• [EXERCISE BRIEF] Go through the data and count the lines holding the string "this". Write only the number.

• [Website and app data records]
+ + + + + + +

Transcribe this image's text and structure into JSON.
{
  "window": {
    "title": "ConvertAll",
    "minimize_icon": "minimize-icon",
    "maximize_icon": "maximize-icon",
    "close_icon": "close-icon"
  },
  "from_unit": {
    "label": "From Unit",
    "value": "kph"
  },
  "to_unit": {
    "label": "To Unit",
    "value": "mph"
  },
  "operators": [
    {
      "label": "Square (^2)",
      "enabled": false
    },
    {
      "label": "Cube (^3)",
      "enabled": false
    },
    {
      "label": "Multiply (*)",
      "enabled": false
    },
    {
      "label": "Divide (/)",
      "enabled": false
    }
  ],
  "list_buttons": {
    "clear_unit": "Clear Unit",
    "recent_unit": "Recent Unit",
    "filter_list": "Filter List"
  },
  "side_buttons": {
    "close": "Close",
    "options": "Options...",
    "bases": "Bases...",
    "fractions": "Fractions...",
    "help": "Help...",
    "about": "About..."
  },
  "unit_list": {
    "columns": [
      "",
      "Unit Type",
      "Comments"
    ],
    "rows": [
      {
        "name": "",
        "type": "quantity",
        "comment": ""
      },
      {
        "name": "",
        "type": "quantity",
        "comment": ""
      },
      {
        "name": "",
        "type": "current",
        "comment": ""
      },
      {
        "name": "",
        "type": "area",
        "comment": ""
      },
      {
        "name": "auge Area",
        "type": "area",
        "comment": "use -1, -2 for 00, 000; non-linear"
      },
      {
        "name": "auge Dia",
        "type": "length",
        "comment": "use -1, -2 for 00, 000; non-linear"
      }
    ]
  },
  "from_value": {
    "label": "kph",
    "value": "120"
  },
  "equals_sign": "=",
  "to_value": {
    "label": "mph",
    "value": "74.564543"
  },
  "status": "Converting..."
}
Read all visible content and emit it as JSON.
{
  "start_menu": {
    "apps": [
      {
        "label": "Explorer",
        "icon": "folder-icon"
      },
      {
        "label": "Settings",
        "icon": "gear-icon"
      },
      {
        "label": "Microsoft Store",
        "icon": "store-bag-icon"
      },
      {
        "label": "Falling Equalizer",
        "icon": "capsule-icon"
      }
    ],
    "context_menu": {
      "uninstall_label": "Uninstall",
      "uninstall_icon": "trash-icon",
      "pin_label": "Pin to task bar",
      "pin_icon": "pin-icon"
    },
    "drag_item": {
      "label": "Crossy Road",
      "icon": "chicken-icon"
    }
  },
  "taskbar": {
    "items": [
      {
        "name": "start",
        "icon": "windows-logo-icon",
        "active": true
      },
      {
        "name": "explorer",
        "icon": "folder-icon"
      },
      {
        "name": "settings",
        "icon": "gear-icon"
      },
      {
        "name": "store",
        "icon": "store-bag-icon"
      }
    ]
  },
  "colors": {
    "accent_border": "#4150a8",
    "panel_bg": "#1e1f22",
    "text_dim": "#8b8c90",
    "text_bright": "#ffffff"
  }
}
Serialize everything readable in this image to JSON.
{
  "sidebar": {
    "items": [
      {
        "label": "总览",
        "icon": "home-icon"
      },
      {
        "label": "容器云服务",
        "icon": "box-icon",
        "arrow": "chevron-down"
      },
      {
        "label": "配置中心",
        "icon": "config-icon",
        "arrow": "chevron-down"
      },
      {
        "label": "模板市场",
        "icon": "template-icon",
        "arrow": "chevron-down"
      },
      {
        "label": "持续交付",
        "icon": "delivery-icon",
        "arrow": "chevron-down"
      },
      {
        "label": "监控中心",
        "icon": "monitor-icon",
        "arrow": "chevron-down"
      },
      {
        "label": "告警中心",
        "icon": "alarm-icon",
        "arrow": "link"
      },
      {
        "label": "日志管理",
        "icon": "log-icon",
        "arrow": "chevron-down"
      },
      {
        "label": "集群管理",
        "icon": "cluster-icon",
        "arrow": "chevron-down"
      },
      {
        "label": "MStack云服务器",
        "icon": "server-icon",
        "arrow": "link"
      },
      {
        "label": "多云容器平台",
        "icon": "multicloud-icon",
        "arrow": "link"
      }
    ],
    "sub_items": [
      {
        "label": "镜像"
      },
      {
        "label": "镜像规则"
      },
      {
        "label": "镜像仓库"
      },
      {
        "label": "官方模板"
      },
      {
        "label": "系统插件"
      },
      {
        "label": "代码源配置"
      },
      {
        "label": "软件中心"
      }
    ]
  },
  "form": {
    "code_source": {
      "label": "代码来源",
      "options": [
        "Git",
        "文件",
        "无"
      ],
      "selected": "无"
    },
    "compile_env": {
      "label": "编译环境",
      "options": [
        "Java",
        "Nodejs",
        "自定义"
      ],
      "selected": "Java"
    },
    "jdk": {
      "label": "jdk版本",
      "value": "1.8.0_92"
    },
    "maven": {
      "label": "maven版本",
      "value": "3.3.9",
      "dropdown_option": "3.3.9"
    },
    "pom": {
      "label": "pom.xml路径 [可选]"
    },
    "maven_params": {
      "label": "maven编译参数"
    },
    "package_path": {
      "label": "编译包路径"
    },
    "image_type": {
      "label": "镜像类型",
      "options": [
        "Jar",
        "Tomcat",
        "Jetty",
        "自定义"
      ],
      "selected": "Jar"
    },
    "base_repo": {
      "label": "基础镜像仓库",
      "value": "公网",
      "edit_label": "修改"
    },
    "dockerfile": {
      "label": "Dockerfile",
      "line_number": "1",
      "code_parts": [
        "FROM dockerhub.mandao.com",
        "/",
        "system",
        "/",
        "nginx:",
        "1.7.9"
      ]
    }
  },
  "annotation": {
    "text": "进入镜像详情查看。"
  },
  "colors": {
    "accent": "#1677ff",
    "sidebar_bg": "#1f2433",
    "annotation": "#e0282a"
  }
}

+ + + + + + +

• [SOLUTION] 2